“Tesla isn’t a car company; it’s a battery company” (Montenegro).
Last summer I blogged about Tesla’s ground-breaking decision to make all their Tesla automobile patents public domain (see Open Source Life). Tesla stated that open source patents were a means to accelerate the electric car movement and limit harmful emissions. While this may be true, many believed this was part of a bigger plan to accelerate the public need for portable/modular batteries.
At that time Tesla was shopping for a State in which to build their battery factory. That deal is now sealed and Tesla has begun construction of a $5 billion facility in Nevada. This factory will be used to develop modular batteries which can store large amounts of energy for personal or business use. Last week Tesla announced the launch of their Powerwall scalable battery. With this announcement, Tesla is showing us that their core business is portable energy, not automobiles.
As we review this fascinating case study, here are three lessons we can learn from.
It’s time to start saving for a $3,500 Powerwall! I don’t know how to do it, but it is definitely my preferred future!
Jeff Suderman is a futurist, professor and consultant who works in the field of organizational development. He works with clients to improve leadership, teamwork, organizational alignment, strategy and organizational Future-Readiness. He resides in Palm Desert, California. Twitter: @jlsuderman

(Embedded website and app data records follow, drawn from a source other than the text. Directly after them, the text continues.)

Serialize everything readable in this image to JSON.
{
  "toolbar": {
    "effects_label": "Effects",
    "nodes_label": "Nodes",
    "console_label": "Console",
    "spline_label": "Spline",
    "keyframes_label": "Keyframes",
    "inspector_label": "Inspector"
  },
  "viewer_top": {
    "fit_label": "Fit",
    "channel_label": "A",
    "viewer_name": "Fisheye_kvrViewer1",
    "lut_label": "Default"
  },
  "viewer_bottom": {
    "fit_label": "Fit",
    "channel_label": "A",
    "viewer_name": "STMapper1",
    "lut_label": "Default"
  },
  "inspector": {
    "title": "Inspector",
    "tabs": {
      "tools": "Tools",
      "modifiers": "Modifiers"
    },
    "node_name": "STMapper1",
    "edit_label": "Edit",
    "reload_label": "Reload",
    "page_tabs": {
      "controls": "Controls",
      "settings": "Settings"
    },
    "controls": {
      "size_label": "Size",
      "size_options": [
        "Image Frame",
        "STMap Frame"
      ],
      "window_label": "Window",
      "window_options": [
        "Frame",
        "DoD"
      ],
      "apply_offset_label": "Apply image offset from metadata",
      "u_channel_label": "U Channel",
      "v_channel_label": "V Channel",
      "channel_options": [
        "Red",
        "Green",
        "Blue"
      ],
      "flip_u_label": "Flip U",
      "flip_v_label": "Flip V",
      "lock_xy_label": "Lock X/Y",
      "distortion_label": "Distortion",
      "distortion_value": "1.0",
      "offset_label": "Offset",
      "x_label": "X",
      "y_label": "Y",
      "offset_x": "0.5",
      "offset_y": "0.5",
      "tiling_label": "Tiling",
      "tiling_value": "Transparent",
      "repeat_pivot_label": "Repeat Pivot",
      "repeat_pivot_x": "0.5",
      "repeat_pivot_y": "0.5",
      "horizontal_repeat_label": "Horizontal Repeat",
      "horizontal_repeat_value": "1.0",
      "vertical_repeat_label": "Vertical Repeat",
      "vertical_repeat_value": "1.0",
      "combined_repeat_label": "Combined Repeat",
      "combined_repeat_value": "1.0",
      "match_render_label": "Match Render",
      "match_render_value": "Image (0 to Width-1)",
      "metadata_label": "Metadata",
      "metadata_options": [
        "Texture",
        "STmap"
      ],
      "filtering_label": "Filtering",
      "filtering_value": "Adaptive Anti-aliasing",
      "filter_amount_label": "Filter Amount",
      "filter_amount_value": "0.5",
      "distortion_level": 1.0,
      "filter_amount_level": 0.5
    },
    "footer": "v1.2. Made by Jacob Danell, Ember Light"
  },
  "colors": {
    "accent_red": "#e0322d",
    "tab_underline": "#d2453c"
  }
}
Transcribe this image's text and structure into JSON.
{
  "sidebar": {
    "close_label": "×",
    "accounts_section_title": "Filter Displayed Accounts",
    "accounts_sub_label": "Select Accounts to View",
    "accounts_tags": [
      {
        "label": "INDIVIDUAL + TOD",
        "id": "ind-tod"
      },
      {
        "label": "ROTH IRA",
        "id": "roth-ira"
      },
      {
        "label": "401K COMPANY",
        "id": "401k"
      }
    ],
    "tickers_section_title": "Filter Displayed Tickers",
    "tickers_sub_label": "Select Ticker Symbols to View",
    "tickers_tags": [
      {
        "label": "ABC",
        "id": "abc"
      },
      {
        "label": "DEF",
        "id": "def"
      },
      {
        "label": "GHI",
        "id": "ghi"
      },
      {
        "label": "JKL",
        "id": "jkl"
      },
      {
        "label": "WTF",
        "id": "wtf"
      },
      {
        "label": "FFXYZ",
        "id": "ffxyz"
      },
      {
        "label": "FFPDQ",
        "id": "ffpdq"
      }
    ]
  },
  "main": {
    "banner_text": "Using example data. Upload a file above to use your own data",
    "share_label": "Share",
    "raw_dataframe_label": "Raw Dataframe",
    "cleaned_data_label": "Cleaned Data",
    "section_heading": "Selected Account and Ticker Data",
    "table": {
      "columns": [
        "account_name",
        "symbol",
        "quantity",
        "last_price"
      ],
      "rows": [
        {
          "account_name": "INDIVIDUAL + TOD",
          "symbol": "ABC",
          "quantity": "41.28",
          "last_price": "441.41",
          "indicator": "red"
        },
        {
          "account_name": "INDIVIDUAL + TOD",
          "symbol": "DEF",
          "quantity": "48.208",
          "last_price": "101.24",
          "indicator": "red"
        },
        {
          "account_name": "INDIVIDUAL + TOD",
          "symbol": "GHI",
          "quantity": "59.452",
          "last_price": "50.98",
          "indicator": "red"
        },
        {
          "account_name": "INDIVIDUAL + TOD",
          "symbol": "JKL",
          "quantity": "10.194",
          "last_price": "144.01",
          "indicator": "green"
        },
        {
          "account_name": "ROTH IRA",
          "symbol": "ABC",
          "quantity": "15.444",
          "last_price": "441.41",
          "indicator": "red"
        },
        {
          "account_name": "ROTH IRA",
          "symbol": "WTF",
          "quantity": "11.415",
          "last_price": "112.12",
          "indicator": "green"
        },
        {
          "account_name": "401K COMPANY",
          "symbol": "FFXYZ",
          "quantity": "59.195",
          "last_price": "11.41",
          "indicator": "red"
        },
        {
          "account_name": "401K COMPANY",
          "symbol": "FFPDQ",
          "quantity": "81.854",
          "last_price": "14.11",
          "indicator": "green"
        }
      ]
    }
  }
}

Robert Monenegro. Tesla’s worst kept secret has become Power Companie’s Nightmare.